▶ **Data for processing**:

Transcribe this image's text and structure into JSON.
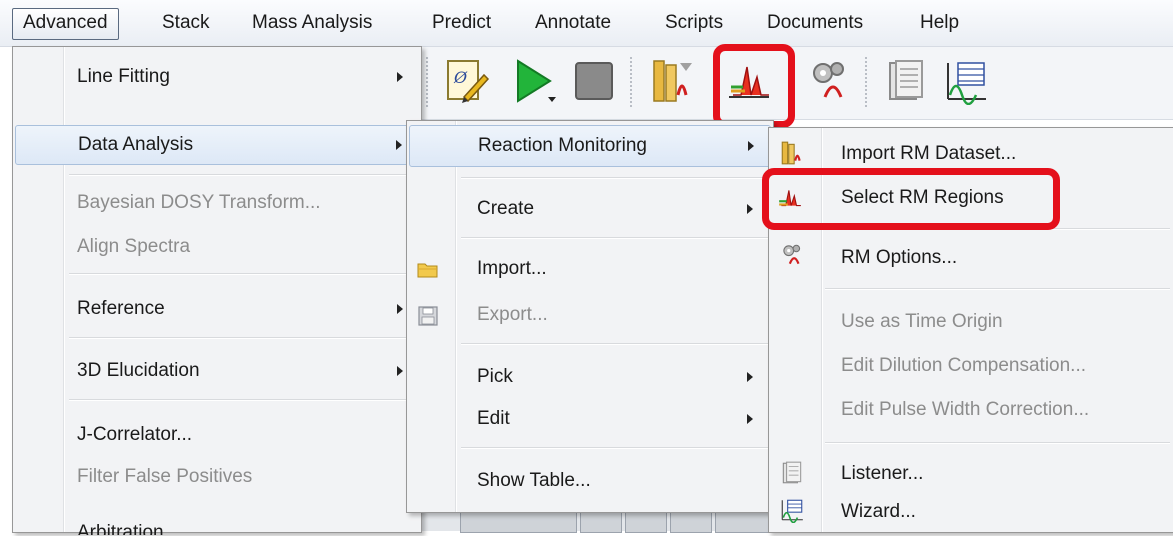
{
  "menubar": {
    "items": [
      "Advanced",
      "Stack",
      "Mass Analysis",
      "Predict",
      "Annotate",
      "Scripts",
      "Documents",
      "Help"
    ],
    "active": "Advanced"
  },
  "toolbar": {
    "icons": [
      "script-edit-icon",
      "run-icon",
      "stop-icon",
      "import-rm-dataset-icon",
      "select-rm-regions-icon",
      "rm-options-icon",
      "listener-icon",
      "wizard-icon"
    ],
    "highlighted": "select-rm-regions-icon"
  },
  "advanced_menu": {
    "items": [
      {
        "label": "Line Fitting",
        "submenu": true,
        "enabled": true
      },
      {
        "label": "Data Analysis",
        "submenu": true,
        "enabled": true,
        "highlighted": true
      },
      {
        "label": "Bayesian DOSY Transform...",
        "submenu": false,
        "enabled": false
      },
      {
        "label": "Align Spectra",
        "submenu": false,
        "enabled": false
      },
      {
        "label": "Reference",
        "submenu": true,
        "enabled": true
      },
      {
        "label": "3D Elucidation",
        "submenu": true,
        "enabled": true
      },
      {
        "label": "J-Correlator...",
        "submenu": false,
        "enabled": true
      },
      {
        "label": "Filter False Positives",
        "submenu": false,
        "enabled": false
      },
      {
        "label": "Arbitration",
        "submenu": false,
        "enabled": true
      }
    ]
  },
  "data_analysis_menu": {
    "items": [
      {
        "label": "Reaction Monitoring",
        "submenu": true,
        "enabled": true,
        "highlighted": true
      },
      {
        "label": "Create",
        "submenu": true,
        "enabled": true
      },
      {
        "label": "Import...",
        "submenu": false,
        "enabled": true,
        "icon": "folder-icon"
      },
      {
        "label": "Export...",
        "submenu": false,
        "enabled": false,
        "icon": "save-icon"
      },
      {
        "label": "Pick",
        "submenu": true,
        "enabled": true
      },
      {
        "label": "Edit",
        "submenu": true,
        "enabled": true
      },
      {
        "label": "Show Table...",
        "submenu": false,
        "enabled": true
      }
    ]
  },
  "reaction_monitoring_menu": {
    "items": [
      {
        "label": "Import RM Dataset...",
        "enabled": true,
        "icon": "import-rm-dataset-icon"
      },
      {
        "label": "Select RM Regions",
        "enabled": true,
        "icon": "select-rm-regions-icon",
        "highlighted_box": true
      },
      {
        "label": "RM Options...",
        "enabled": true,
        "icon": "rm-options-icon"
      },
      {
        "label": "Use as Time Origin",
        "enabled": false
      },
      {
        "label": "Edit Dilution Compensation...",
        "enabled": false
      },
      {
        "label": "Edit Pulse Width Correction...",
        "enabled": false
      },
      {
        "label": "Listener...",
        "enabled": true,
        "icon": "listener-icon"
      },
      {
        "label": "Wizard...",
        "enabled": true,
        "icon": "wizard-icon"
      }
    ]
  },
  "colors": {
    "highlight_box": "#e4101b",
    "menu_bg": "#f2f3f5",
    "hover_bg": "#dde8f6",
    "disabled_text": "#8c8c8c"
  }
}
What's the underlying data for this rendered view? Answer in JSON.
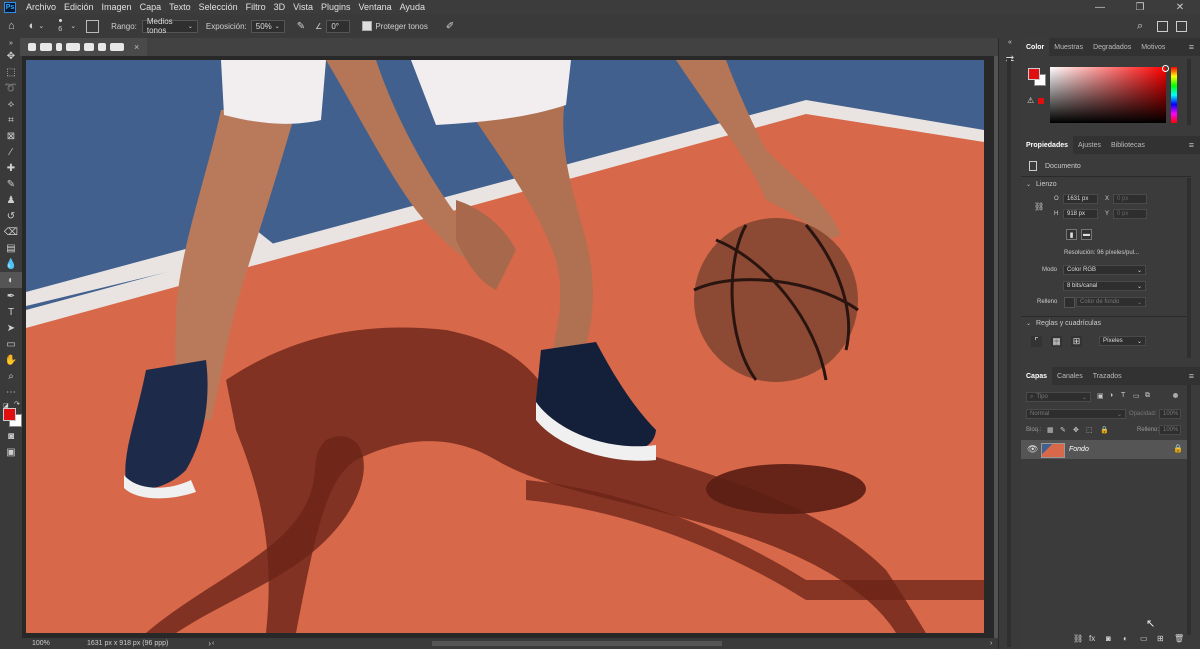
{
  "menu": {
    "app_logo": "Ps",
    "items": [
      "Archivo",
      "Edición",
      "Imagen",
      "Capa",
      "Texto",
      "Selección",
      "Filtro",
      "3D",
      "Vista",
      "Plugins",
      "Ventana",
      "Ayuda"
    ],
    "window_controls": [
      "—",
      "❐",
      "✕"
    ]
  },
  "options": {
    "brush_size": "6",
    "range_label": "Rango:",
    "range_value": "Medios tonos",
    "exposure_label": "Exposición:",
    "exposure_value": "50%",
    "angle_value": "0°",
    "protect_tones": "Proteger tonos",
    "protect_tones_checked": true
  },
  "document": {
    "tab_close": "×"
  },
  "status": {
    "zoom": "100%",
    "dimensions": "1631 px x 918 px (96 ppp)",
    "arrow": "›"
  },
  "color_panel": {
    "tabs": [
      "Color",
      "Muestras",
      "Degradados",
      "Motivos"
    ],
    "active_tab": "Color",
    "foreground": "#e01010",
    "background": "#ffffff",
    "hue": "#ff0000"
  },
  "properties_panel": {
    "tabs": [
      "Propiedades",
      "Ajustes",
      "Bibliotecas"
    ],
    "active_tab": "Propiedades",
    "type_label": "Documento",
    "canvas_section": "Lienzo",
    "width_label": "O",
    "width_value": "1631 px",
    "height_label": "H",
    "height_value": "918 px",
    "x_label": "X",
    "x_value": "0 px",
    "y_label": "Y",
    "y_value": "0 px",
    "resolution": "Resolución: 96 píxeles/pul...",
    "mode_label": "Modo",
    "mode_value": "Color RGB",
    "bits_value": "8 bits/canal",
    "fill_label": "Relleno",
    "fill_value": "Color de fondo",
    "rulers_section": "Reglas y cuadrículas",
    "units_value": "Píxeles"
  },
  "layers_panel": {
    "tabs": [
      "Capas",
      "Canales",
      "Trazados"
    ],
    "active_tab": "Capas",
    "search_placeholder": "Tipo",
    "blend_mode": "Normal",
    "opacity_label": "Opacidad:",
    "opacity_value": "100%",
    "lock_label": "Bloq.:",
    "fill_label": "Relleno:",
    "fill_value": "100%",
    "layers": [
      {
        "name": "Fondo",
        "visible": true,
        "locked": true
      }
    ]
  },
  "colors": {
    "court_orange": "#d8684a",
    "court_blue": "#41608e",
    "accent": "#31a8ff"
  }
}
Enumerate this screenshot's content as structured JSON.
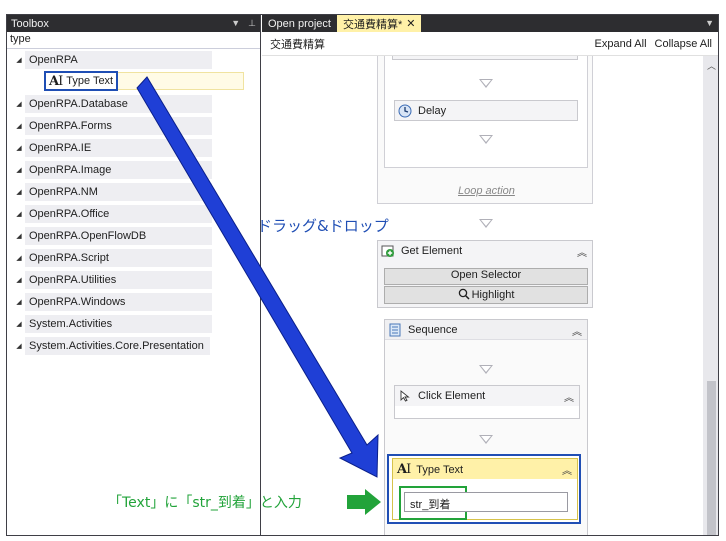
{
  "toolbox": {
    "title": "Toolbox",
    "search_value": "type",
    "categories": [
      {
        "label": "OpenRPA"
      },
      {
        "label": "OpenRPA.Database"
      },
      {
        "label": "OpenRPA.Forms"
      },
      {
        "label": "OpenRPA.IE"
      },
      {
        "label": "OpenRPA.Image"
      },
      {
        "label": "OpenRPA.NM"
      },
      {
        "label": "OpenRPA.Office"
      },
      {
        "label": "OpenRPA.OpenFlowDB"
      },
      {
        "label": "OpenRPA.Script"
      },
      {
        "label": "OpenRPA.Utilities"
      },
      {
        "label": "OpenRPA.Windows"
      },
      {
        "label": "System.Activities"
      },
      {
        "label": "System.Activities.Core.Presentation"
      }
    ],
    "item": {
      "icon": "type-text-icon",
      "glyph": "A",
      "label": "Type Text"
    }
  },
  "designer": {
    "tabs": [
      {
        "label": "Open project"
      },
      {
        "label": "交通費精算*"
      }
    ],
    "breadcrumb": "交通費精算",
    "expand_all": "Expand All",
    "collapse_all": "Collapse All",
    "delay_label": "Delay",
    "loop_action": "Loop action",
    "get_element": "Get Element",
    "open_selector": "Open Selector",
    "highlight": "Highlight",
    "sequence": "Sequence",
    "click_element": "Click Element",
    "type_text": "Type Text",
    "text_value": "str_到着"
  },
  "annotations": {
    "drag_drop": "ドラッグ&ドロップ",
    "input_note": "「Text」に「str_到着」と入力"
  },
  "colors": {
    "annotation_blue": "#1f4eb4",
    "annotation_green": "#22a33a",
    "active_tab": "#fff1a8",
    "titlebar": "#2d2d30"
  }
}
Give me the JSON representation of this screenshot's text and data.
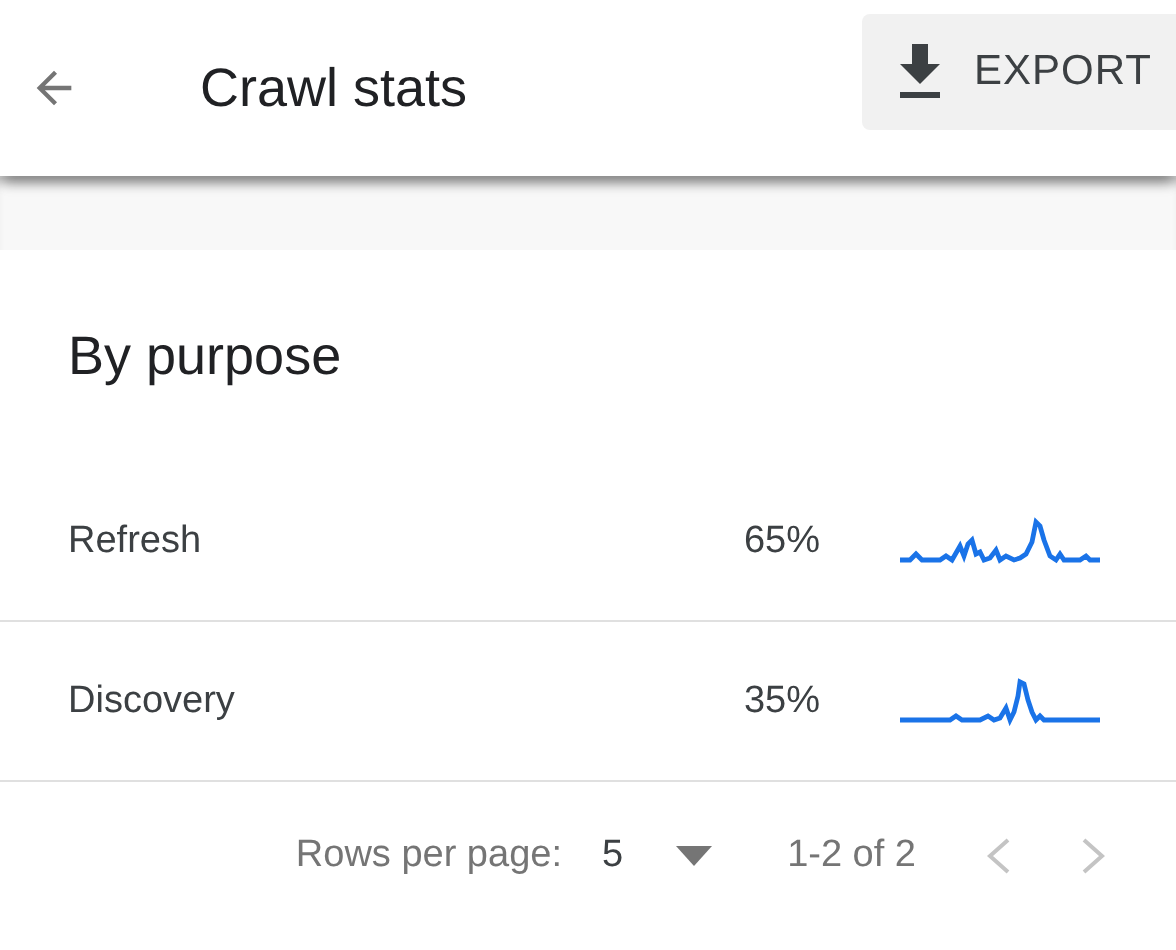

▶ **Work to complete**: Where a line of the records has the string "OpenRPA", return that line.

▶ **Output of the task**:
        "label": "OpenRPA"
        "label": "OpenRPA.Database"
        "label": "OpenRPA.Forms"
        "label": "OpenRPA.IE"
        "label": "OpenRPA.Image"
        "label": "OpenRPA.NM"
        "label": "OpenRPA.Office"
        "label": "OpenRPA.OpenFlowDB"
        "label": "OpenRPA.Script"
        "label": "OpenRPA.Utilities"
        "label": "OpenRPA.Windows"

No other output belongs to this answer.